Within the chilly, uneven waters of Alaska’s Resurrection Bay, all eyes have been on the grey water, searching for one factor solely. It wasn’t a spout from humpback whales that energy via this scenic fjord, or a sea otter lazing on its again, munching a king crab.
As an alternative, everybody aboard the Nanuq, a College of Alaska Fairbanks analysis vessel, was wanting the place a 5-foot (1.52-meter) lengthy, shiny pink underwater sea glider surfaced.
The glider — believed to be the primary configured with a big sensor to measure carbon dioxide ranges within the ocean — had simply accomplished its first in a single day mission.

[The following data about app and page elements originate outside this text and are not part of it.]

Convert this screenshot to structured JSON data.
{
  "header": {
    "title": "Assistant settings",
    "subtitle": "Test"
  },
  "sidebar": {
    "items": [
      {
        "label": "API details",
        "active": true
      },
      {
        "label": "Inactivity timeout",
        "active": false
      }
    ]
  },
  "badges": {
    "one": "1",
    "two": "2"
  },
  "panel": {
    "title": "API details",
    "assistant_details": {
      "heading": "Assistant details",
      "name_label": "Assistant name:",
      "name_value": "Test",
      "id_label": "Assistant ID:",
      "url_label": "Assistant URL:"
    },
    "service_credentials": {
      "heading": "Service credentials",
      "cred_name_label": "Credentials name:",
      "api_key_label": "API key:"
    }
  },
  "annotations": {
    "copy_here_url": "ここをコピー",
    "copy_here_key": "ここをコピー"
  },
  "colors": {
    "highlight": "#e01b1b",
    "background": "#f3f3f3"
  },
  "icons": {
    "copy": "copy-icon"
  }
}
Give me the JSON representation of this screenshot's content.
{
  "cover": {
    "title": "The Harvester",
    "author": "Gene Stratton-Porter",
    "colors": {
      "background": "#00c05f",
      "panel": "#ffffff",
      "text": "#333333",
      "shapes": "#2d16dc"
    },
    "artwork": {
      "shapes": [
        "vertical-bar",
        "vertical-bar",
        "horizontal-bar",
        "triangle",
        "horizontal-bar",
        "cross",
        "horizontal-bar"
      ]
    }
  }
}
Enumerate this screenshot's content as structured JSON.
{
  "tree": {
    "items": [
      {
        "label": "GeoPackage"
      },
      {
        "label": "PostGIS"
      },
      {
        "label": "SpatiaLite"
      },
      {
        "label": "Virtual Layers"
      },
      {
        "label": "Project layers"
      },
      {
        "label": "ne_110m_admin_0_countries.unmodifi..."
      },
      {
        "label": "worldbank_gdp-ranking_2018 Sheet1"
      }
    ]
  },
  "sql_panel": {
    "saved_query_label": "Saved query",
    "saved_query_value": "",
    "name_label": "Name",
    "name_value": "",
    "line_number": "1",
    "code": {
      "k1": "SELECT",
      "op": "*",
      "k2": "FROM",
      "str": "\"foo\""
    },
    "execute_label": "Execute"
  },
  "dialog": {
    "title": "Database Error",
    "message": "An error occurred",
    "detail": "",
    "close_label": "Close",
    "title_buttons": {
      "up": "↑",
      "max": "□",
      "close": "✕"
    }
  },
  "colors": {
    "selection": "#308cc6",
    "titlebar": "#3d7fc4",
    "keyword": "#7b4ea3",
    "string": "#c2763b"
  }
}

Designed to dive 3,281 toes (1,000 meters) and roam distant components of the ocean, the autonomous automobile was deployed within the Gulf of Alaska this spring to offer a deeper understanding of the ocean’s chemistry within the period of local weather change. The analysis could possibly be a significant step ahead in ocean greenhouse fuel monitoring, as a result of till now, measuring CO2 concentrations — a quantifier of ocean acidification — was principally carried out from ships, buoys and moorings tethered to the ocean ground.
“Ocean acidification is a process by which humans are emitting carbon dioxide into the atmosphere through their activities of burning fossil fuels and changing land use,” mentioned Andrew McDonnell, an oceanographer with the School of Fisheries and Ocean Sciences on the College of Alaska Fairbanks
Oceans have carried out people an enormous favor by taking in a few of the C02. In any other case, there can be far more within the environment, trapping the solar’s warmth and warming the Earth.
“But the problem is now that the ocean is changing its chemistry because of this uptake,” mentioned Claudine Hauri, an oceanographer with the Worldwide Arctic Analysis Heart on the college.
The big quantity of information collected is getting used to review ocean acidification that may hurt and kill sure marine life.